#### How to complete this task
All of the entries, apart from their pictures, are to be copied verbatim.

(Stored records)
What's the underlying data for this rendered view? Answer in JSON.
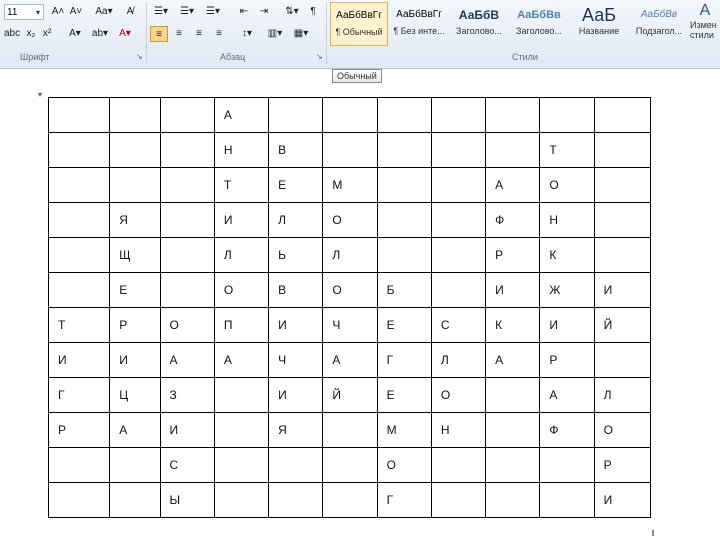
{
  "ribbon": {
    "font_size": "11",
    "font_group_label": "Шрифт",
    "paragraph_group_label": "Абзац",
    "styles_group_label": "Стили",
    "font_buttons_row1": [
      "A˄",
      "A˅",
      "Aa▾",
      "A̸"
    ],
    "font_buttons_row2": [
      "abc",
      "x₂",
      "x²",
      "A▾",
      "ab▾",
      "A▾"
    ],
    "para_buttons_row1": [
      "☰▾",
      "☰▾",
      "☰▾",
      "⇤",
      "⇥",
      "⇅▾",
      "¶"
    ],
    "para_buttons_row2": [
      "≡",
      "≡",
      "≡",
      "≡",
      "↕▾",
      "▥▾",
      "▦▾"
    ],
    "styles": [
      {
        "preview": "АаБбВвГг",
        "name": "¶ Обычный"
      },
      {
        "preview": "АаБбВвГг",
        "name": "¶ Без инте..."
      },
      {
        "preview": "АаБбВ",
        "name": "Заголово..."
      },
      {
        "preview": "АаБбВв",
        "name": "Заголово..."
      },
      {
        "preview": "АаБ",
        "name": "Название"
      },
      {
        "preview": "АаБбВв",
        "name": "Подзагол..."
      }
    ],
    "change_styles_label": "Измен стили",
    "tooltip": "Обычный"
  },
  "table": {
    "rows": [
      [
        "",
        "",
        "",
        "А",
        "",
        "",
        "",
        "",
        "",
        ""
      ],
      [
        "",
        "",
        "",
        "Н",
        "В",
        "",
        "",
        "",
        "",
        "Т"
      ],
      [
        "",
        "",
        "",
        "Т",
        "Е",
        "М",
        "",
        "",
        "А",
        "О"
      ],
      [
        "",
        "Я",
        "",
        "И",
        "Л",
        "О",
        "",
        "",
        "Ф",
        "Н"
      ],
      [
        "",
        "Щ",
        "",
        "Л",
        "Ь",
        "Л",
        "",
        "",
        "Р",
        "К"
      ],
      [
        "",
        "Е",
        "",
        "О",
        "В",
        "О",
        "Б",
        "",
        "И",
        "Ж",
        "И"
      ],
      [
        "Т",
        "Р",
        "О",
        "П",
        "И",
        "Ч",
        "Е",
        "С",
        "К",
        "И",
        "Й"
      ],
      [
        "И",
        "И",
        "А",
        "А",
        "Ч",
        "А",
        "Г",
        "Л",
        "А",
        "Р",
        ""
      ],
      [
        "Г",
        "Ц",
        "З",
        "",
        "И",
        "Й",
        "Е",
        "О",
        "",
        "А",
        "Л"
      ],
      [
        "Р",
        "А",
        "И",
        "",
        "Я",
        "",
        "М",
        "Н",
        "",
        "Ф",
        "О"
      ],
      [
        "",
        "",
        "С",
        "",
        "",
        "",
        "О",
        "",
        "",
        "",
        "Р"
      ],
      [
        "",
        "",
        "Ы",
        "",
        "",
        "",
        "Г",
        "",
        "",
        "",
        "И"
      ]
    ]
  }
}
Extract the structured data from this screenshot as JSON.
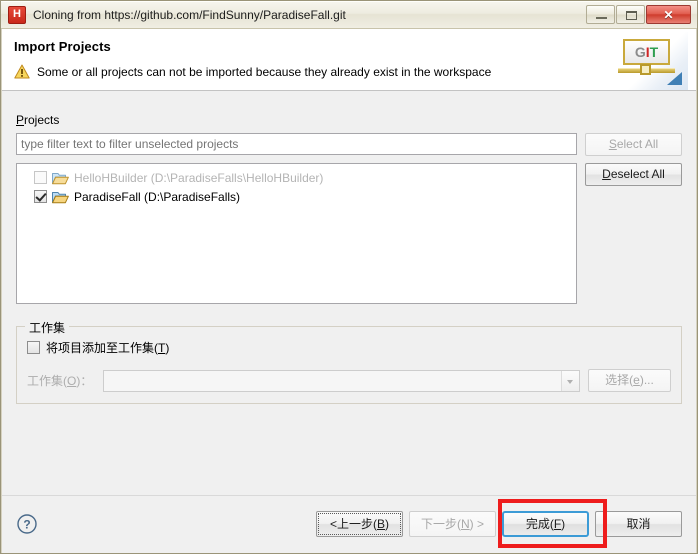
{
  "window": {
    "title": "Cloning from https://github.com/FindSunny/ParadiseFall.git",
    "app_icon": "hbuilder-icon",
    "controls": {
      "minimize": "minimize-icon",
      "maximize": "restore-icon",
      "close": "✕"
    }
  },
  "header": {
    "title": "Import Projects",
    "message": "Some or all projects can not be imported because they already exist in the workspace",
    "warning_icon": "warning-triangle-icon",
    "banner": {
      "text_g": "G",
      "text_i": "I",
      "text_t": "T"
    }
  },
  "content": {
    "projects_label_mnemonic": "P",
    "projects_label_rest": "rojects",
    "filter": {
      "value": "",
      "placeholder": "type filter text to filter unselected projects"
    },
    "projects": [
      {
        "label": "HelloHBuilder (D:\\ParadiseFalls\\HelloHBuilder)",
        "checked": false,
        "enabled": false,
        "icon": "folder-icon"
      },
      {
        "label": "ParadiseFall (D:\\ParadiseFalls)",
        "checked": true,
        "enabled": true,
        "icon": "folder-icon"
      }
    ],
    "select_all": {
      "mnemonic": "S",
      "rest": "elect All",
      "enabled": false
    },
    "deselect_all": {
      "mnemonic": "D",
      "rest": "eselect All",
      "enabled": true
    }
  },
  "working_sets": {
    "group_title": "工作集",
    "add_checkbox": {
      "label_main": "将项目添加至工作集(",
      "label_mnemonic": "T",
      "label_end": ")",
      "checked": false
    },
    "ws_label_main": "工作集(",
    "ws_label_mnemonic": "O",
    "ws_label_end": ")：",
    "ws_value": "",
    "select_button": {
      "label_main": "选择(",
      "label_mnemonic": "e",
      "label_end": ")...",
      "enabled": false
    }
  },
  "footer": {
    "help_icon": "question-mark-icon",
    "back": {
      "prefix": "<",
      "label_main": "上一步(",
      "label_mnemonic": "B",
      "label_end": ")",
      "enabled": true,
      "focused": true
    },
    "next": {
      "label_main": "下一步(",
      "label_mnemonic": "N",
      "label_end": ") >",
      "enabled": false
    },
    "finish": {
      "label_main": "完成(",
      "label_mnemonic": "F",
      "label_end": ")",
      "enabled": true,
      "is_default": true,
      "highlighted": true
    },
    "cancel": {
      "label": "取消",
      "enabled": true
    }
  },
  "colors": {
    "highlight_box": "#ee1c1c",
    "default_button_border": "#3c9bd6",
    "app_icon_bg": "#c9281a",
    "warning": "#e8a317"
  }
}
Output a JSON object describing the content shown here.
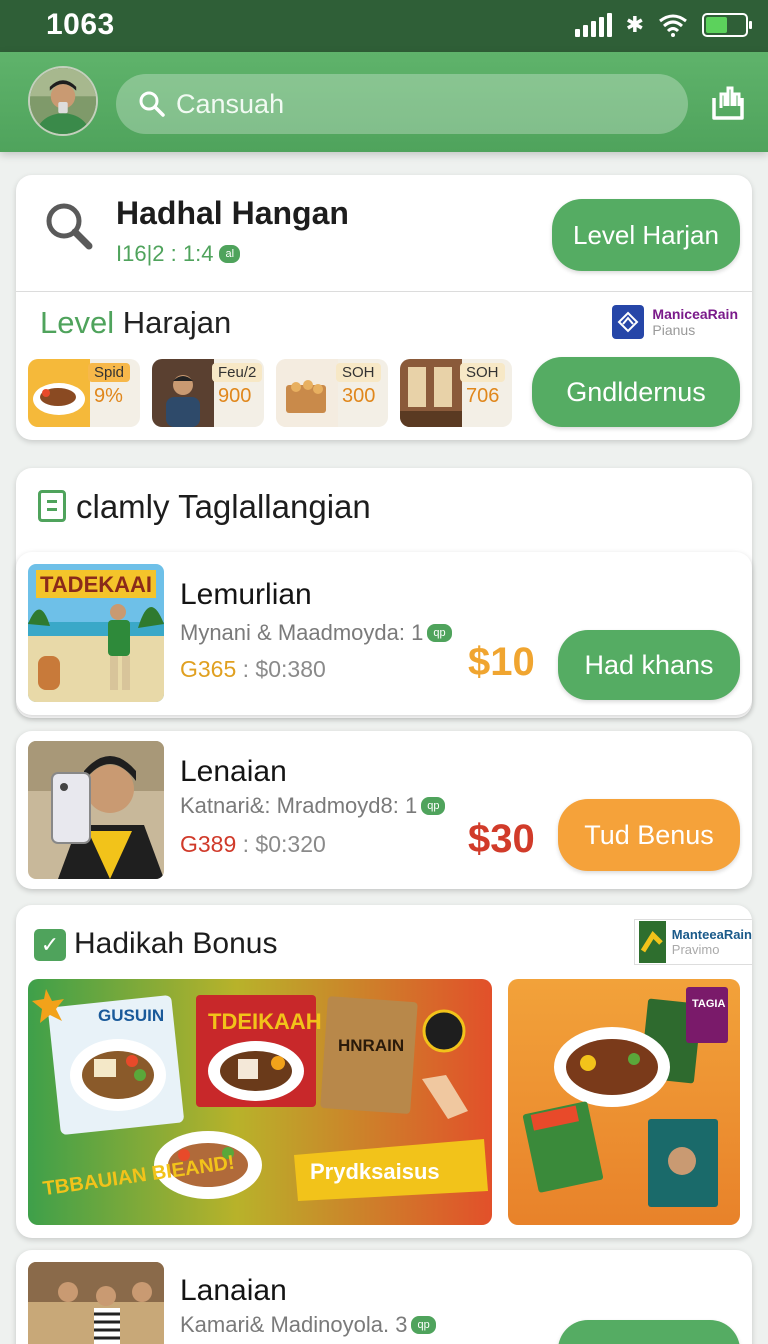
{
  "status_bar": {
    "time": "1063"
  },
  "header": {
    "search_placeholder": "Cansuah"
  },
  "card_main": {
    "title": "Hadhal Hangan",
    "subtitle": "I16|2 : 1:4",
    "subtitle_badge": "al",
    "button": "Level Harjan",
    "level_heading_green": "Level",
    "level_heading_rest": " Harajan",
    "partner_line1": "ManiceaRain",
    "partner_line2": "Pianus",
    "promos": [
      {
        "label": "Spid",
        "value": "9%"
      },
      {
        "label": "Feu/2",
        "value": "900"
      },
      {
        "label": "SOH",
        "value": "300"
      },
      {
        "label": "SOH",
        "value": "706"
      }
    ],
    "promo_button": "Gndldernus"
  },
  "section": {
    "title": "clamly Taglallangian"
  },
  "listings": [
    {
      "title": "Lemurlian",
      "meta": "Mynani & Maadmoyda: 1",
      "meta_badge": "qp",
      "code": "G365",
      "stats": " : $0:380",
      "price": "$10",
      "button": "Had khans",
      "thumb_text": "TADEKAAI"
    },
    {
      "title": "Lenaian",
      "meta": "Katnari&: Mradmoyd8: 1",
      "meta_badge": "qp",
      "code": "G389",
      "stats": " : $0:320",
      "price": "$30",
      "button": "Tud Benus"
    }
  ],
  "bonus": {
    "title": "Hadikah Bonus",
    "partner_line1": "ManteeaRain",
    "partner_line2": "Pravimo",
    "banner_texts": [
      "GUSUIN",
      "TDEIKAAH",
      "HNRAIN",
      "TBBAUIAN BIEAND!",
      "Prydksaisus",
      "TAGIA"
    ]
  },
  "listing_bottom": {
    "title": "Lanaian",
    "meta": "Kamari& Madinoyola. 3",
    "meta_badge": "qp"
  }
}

#### Answer for the task
What's the underlying data for this rendered view? Answer in JSON.
{
  "ribbon": {
    "font_size": "11",
    "font_group_label": "Шрифт",
    "paragraph_group_label": "Абзац",
    "styles_group_label": "Стили",
    "font_buttons_row1": [
      "A˄",
      "A˅",
      "Aa▾",
      "A̸"
    ],
    "font_buttons_row2": [
      "abc",
      "x₂",
      "x²",
      "A▾",
      "ab▾",
      "A▾"
    ],
    "para_buttons_row1": [
      "☰▾",
      "☰▾",
      "☰▾",
      "⇤",
      "⇥",
      "⇅▾",
      "¶"
    ],
    "para_buttons_row2": [
      "≡",
      "≡",
      "≡",
      "≡",
      "↕▾",
      "▥▾",
      "▦▾"
    ],
    "styles": [
      {
        "preview": "АаБбВвГг",
        "name": "¶ Обычный"
      },
      {
        "preview": "АаБбВвГг",
        "name": "¶ Без инте..."
      },
      {
        "preview": "АаБбВ",
        "name": "Заголово..."
      },
      {
        "preview": "АаБбВв",
        "name": "Заголово..."
      },
      {
        "preview": "АаБ",
        "name": "Название"
      },
      {
        "preview": "АаБбВв",
        "name": "Подзагол..."
      }
    ],
    "change_styles_label": "Измен стили",
    "tooltip": "Обычный"
  },
  "table": {
    "rows": [
      [
        "",
        "",
        "",
        "А",
        "",
        "",
        "",
        "",
        "",
        ""
      ],
      [
        "",
        "",
        "",
        "Н",
        "В",
        "",
        "",
        "",
        "",
        "Т"
      ],
      [
        "",
        "",
        "",
        "Т",
        "Е",
        "М",
        "",
        "",
        "А",
        "О"
      ],
      [
        "",
        "Я",
        "",
        "И",
        "Л",
        "О",
        "",
        "",
        "Ф",
        "Н"
      ],
      [
        "",
        "Щ",
        "",
        "Л",
        "Ь",
        "Л",
        "",
        "",
        "Р",
        "К"
      ],
      [
        "",
        "Е",
        "",
        "О",
        "В",
        "О",
        "Б",
        "",
        "И",
        "Ж",
        "И"
      ],
      [
        "Т",
        "Р",
        "О",
        "П",
        "И",
        "Ч",
        "Е",
        "С",
        "К",
        "И",
        "Й"
      ],
      [
        "И",
        "И",
        "А",
        "А",
        "Ч",
        "А",
        "Г",
        "Л",
        "А",
        "Р",
        ""
      ],
      [
        "Г",
        "Ц",
        "З",
        "",
        "И",
        "Й",
        "Е",
        "О",
        "",
        "А",
        "Л"
      ],
      [
        "Р",
        "А",
        "И",
        "",
        "Я",
        "",
        "М",
        "Н",
        "",
        "Ф",
        "О"
      ],
      [
        "",
        "",
        "С",
        "",
        "",
        "",
        "О",
        "",
        "",
        "",
        "Р"
      ],
      [
        "",
        "",
        "Ы",
        "",
        "",
        "",
        "Г",
        "",
        "",
        "",
        "И"
      ]
    ]
  }
}
Extract the structured data from this screenshot as JSON.
{
  "window": {
    "title": "Cloning from https://github.com/FindSunny/ParadiseFall.git",
    "app_icon": "hbuilder-icon",
    "controls": {
      "minimize": "minimize-icon",
      "maximize": "restore-icon",
      "close": "✕"
    }
  },
  "header": {
    "title": "Import Projects",
    "message": "Some or all projects can not be imported because they already exist in the workspace",
    "warning_icon": "warning-triangle-icon",
    "banner": {
      "text_g": "G",
      "text_i": "I",
      "text_t": "T"
    }
  },
  "content": {
    "projects_label_mnemonic": "P",
    "projects_label_rest": "rojects",
    "filter": {
      "value": "",
      "placeholder": "type filter text to filter unselected projects"
    },
    "projects": [
      {
        "label": "HelloHBuilder (D:\\ParadiseFalls\\HelloHBuilder)",
        "checked": false,
        "enabled": false,
        "icon": "folder-icon"
      },
      {
        "label": "ParadiseFall (D:\\ParadiseFalls)",
        "checked": true,
        "enabled": true,
        "icon": "folder-icon"
      }
    ],
    "select_all": {
      "mnemonic": "S",
      "rest": "elect All",
      "enabled": false
    },
    "deselect_all": {
      "mnemonic": "D",
      "rest": "eselect All",
      "enabled": true
    }
  },
  "working_sets": {
    "group_title": "工作集",
    "add_checkbox": {
      "label_main": "将项目添加至工作集(",
      "label_mnemonic": "T",
      "label_end": ")",
      "checked": false
    },
    "ws_label_main": "工作集(",
    "ws_label_mnemonic": "O",
    "ws_label_end": ")：",
    "ws_value": "",
    "select_button": {
      "label_main": "选择(",
      "label_mnemonic": "e",
      "label_end": ")...",
      "enabled": false
    }
  },
  "footer": {
    "help_icon": "question-mark-icon",
    "back": {
      "prefix": "<",
      "label_main": "上一步(",
      "label_mnemonic": "B",
      "label_end": ")",
      "enabled": true,
      "focused": true
    },
    "next": {
      "label_main": "下一步(",
      "label_mnemonic": "N",
      "label_end": ") >",
      "enabled": false
    },
    "finish": {
      "label_main": "完成(",
      "label_mnemonic": "F",
      "label_end": ")",
      "enabled": true,
      "is_default": true,
      "highlighted": true
    },
    "cancel": {
      "label": "取消",
      "enabled": true
    }
  },
  "colors": {
    "highlight_box": "#ee1c1c",
    "default_button_border": "#3c9bd6",
    "app_icon_bg": "#c9281a",
    "warning": "#e8a317"
  }
}
Output a JSON object describing the content shown here.
{
  "status_bar": {
    "time": "1063"
  },
  "header": {
    "search_placeholder": "Cansuah"
  },
  "card_main": {
    "title": "Hadhal Hangan",
    "subtitle": "I16|2 : 1:4",
    "subtitle_badge": "al",
    "button": "Level Harjan",
    "level_heading_green": "Level",
    "level_heading_rest": " Harajan",
    "partner_line1": "ManiceaRain",
    "partner_line2": "Pianus",
    "promos": [
      {
        "label": "Spid",
        "value": "9%"
      },
      {
        "label": "Feu/2",
        "value": "900"
      },
      {
        "label": "SOH",
        "value": "300"
      },
      {
        "label": "SOH",
        "value": "706"
      }
    ],
    "promo_button": "Gndldernus"
  },
  "section": {
    "title": "clamly Taglallangian"
  },
  "listings": [
    {
      "title": "Lemurlian",
      "meta": "Mynani & Maadmoyda: 1",
      "meta_badge": "qp",
      "code": "G365",
      "stats": " : $0:380",
      "price": "$10",
      "button": "Had khans",
      "thumb_text": "TADEKAAI"
    },
    {
      "title": "Lenaian",
      "meta": "Katnari&: Mradmoyd8: 1",
      "meta_badge": "qp",
      "code": "G389",
      "stats": " : $0:320",
      "price": "$30",
      "button": "Tud Benus"
    }
  ],
  "bonus": {
    "title": "Hadikah Bonus",
    "partner_line1": "ManteeaRain",
    "partner_line2": "Pravimo",
    "banner_texts": [
      "GUSUIN",
      "TDEIKAAH",
      "HNRAIN",
      "TBBAUIAN BIEAND!",
      "Prydksaisus",
      "TAGIA"
    ]
  },
  "listing_bottom": {
    "title": "Lanaian",
    "meta": "Kamari& Madinoyola. 3",
    "meta_badge": "qp"
  }
}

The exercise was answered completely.